DATASET ENTRIES START

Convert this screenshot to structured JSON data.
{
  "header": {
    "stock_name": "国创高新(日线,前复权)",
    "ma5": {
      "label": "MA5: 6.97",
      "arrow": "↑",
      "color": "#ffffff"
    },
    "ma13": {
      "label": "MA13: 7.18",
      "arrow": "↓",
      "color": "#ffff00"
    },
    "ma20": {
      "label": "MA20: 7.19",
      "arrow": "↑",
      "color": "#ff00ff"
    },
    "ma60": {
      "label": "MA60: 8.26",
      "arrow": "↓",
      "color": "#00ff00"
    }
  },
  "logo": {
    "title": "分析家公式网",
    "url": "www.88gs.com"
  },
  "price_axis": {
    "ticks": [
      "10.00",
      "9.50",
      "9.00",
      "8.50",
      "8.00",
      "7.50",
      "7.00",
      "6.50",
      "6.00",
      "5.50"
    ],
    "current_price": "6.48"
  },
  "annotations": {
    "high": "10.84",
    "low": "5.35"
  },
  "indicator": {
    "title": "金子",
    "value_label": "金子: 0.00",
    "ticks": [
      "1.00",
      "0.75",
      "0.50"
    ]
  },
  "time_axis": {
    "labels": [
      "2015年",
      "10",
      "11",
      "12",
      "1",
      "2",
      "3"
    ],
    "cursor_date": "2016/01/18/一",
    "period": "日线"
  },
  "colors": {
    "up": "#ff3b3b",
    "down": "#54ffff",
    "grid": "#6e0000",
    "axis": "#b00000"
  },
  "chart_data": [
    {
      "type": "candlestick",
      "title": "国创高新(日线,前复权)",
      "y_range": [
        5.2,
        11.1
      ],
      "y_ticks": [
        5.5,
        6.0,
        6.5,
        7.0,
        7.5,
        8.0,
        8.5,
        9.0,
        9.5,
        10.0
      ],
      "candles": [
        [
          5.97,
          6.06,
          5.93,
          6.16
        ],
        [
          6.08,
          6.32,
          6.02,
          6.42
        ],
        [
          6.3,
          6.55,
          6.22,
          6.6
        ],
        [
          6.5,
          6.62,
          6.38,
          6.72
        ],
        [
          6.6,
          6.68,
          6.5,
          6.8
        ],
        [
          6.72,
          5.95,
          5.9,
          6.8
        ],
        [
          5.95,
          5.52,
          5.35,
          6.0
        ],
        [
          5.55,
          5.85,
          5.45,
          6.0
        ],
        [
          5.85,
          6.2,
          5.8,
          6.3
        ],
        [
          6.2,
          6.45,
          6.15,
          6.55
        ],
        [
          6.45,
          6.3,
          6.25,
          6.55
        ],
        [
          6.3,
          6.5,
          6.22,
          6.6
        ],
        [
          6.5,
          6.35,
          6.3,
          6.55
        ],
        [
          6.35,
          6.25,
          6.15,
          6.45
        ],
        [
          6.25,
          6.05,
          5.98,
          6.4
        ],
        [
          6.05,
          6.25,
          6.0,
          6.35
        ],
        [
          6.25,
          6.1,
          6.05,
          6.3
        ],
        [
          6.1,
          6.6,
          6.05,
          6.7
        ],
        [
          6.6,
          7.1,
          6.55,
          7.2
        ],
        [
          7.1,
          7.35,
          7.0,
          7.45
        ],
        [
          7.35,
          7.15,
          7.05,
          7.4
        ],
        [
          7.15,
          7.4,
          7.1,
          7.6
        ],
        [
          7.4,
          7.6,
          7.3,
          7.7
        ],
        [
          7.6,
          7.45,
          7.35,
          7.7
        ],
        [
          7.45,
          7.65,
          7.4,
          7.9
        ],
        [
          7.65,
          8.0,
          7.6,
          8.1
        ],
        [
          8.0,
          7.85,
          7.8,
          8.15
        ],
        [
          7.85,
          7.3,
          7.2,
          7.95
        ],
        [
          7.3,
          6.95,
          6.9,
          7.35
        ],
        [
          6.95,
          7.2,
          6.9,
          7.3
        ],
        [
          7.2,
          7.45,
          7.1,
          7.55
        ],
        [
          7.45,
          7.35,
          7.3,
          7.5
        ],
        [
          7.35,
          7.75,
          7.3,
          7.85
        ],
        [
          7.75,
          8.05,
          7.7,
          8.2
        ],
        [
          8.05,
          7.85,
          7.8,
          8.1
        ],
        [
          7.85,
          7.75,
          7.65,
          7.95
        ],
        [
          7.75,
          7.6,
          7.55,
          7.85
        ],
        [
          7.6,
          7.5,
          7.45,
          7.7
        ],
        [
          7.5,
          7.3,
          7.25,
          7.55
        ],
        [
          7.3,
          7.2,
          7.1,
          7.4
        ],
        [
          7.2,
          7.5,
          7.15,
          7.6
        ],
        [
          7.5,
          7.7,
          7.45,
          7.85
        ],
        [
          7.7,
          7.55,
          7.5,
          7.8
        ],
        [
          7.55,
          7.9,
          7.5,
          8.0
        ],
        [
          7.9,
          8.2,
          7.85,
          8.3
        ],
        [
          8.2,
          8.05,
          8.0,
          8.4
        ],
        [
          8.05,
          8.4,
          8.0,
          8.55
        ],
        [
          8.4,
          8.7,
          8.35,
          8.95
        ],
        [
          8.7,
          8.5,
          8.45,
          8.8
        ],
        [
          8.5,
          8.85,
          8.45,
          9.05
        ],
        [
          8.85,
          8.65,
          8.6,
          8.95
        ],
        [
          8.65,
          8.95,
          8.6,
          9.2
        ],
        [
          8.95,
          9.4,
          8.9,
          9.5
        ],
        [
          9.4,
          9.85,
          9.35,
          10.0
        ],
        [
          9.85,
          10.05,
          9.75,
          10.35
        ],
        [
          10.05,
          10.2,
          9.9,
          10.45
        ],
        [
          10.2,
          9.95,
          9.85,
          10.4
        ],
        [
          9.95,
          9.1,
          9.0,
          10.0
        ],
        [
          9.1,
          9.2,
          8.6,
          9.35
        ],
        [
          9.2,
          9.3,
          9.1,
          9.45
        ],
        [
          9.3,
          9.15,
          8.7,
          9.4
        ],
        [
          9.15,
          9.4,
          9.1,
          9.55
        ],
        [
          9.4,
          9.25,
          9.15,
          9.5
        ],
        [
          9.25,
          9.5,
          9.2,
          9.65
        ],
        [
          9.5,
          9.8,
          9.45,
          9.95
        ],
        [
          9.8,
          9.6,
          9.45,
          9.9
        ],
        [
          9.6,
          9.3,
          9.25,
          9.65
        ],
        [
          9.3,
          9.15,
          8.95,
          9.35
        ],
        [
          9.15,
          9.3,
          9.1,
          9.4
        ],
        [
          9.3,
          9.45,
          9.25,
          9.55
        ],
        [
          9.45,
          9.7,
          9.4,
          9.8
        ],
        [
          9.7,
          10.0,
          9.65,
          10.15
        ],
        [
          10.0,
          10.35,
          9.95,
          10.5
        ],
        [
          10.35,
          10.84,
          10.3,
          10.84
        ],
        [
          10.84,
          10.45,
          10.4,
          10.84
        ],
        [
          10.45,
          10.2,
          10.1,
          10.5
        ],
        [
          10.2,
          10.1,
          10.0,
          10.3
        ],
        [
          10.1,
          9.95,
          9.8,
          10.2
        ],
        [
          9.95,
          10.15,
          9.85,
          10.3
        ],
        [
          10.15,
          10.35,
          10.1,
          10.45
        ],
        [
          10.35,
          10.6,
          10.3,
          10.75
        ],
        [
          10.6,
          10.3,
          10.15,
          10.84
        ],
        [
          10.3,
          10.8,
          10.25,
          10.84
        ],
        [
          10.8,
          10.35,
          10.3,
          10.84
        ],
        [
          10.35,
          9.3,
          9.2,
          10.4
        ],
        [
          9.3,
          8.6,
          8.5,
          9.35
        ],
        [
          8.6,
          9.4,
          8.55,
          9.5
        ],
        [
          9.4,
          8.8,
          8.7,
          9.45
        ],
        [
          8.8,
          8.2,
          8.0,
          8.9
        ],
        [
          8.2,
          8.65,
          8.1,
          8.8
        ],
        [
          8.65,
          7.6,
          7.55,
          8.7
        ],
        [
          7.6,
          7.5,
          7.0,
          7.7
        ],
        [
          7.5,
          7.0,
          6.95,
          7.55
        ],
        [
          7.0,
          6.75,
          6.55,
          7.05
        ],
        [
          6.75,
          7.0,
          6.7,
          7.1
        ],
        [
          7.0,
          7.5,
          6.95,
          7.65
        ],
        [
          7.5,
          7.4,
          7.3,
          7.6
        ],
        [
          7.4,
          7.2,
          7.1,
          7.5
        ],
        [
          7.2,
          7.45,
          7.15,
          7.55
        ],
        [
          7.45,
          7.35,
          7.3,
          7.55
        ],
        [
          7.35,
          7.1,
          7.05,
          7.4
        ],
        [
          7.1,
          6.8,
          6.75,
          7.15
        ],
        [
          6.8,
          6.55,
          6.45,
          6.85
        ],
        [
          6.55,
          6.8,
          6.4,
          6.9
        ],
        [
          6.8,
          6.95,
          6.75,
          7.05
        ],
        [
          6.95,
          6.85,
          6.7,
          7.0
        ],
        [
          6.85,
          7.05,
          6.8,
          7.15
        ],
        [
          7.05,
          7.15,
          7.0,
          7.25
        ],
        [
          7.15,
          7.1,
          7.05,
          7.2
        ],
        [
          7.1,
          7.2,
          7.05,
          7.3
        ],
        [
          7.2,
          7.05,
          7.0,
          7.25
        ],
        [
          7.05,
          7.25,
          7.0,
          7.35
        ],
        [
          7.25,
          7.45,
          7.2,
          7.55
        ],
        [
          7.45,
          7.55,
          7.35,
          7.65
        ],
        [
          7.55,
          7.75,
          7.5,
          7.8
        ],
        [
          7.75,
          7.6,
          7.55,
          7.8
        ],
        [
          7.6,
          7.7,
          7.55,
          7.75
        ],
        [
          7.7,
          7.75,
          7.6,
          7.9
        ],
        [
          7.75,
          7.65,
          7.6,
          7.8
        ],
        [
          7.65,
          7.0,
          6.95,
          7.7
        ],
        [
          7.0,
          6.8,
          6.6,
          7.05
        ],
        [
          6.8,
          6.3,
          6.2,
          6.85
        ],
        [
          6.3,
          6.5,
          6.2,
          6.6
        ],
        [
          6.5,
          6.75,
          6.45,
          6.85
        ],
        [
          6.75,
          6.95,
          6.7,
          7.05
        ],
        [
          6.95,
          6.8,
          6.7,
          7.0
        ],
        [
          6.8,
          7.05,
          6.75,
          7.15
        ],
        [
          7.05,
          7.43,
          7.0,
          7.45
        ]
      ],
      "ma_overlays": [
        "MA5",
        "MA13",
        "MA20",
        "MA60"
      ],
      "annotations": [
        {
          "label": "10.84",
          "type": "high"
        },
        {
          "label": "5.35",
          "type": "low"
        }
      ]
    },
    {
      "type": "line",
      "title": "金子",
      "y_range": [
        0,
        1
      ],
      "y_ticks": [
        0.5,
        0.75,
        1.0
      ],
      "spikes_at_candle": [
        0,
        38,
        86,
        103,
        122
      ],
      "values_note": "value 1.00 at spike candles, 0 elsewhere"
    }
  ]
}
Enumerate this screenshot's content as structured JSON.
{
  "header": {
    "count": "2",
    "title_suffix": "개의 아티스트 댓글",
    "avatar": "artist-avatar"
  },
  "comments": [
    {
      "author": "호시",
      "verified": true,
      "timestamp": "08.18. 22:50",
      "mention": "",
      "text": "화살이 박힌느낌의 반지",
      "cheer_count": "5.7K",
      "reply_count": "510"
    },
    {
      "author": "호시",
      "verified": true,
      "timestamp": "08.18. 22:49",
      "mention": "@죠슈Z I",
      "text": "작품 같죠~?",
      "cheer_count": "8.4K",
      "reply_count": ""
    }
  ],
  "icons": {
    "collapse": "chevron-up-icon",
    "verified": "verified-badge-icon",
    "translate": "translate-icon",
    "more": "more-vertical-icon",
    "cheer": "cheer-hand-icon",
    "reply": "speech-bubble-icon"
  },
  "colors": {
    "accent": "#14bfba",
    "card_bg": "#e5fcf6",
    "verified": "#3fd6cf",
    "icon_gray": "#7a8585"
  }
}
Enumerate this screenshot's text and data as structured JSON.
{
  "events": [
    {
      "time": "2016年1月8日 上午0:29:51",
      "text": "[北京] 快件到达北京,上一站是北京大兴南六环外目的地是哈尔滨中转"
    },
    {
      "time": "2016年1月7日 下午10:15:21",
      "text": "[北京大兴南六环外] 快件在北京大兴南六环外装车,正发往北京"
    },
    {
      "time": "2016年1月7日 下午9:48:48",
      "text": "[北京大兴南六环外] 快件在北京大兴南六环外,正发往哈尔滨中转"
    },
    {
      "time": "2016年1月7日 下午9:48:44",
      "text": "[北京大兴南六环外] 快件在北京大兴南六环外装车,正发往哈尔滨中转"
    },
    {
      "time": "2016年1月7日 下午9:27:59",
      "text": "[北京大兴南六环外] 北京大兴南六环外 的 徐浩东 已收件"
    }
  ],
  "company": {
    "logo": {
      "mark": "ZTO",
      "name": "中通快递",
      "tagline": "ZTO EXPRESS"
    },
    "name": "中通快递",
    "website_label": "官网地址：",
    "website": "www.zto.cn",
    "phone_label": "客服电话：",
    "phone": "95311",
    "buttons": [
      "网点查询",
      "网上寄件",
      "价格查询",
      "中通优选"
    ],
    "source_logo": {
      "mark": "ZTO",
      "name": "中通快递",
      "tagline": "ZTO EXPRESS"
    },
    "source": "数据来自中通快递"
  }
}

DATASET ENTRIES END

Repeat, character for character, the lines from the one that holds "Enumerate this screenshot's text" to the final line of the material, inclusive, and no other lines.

RESULT FOR THIS EXERCISE:
Enumerate this screenshot's text and data as structured JSON.
{
  "events": [
    {
      "time": "2016年1月8日 上午0:29:51",
      "text": "[北京] 快件到达北京,上一站是北京大兴南六环外目的地是哈尔滨中转"
    },
    {
      "time": "2016年1月7日 下午10:15:21",
      "text": "[北京大兴南六环外] 快件在北京大兴南六环外装车,正发往北京"
    },
    {
      "time": "2016年1月7日 下午9:48:48",
      "text": "[北京大兴南六环外] 快件在北京大兴南六环外,正发往哈尔滨中转"
    },
    {
      "time": "2016年1月7日 下午9:48:44",
      "text": "[北京大兴南六环外] 快件在北京大兴南六环外装车,正发往哈尔滨中转"
    },
    {
      "time": "2016年1月7日 下午9:27:59",
      "text": "[北京大兴南六环外] 北京大兴南六环外 的 徐浩东 已收件"
    }
  ],
  "company": {
    "logo": {
      "mark": "ZTO",
      "name": "中通快递",
      "tagline": "ZTO EXPRESS"
    },
    "name": "中通快递",
    "website_label": "官网地址：",
    "website": "www.zto.cn",
    "phone_label": "客服电话：",
    "phone": "95311",
    "buttons": [
      "网点查询",
      "网上寄件",
      "价格查询",
      "中通优选"
    ],
    "source_logo": {
      "mark": "ZTO",
      "name": "中通快递",
      "tagline": "ZTO EXPRESS"
    },
    "source": "数据来自中通快递"
  }
}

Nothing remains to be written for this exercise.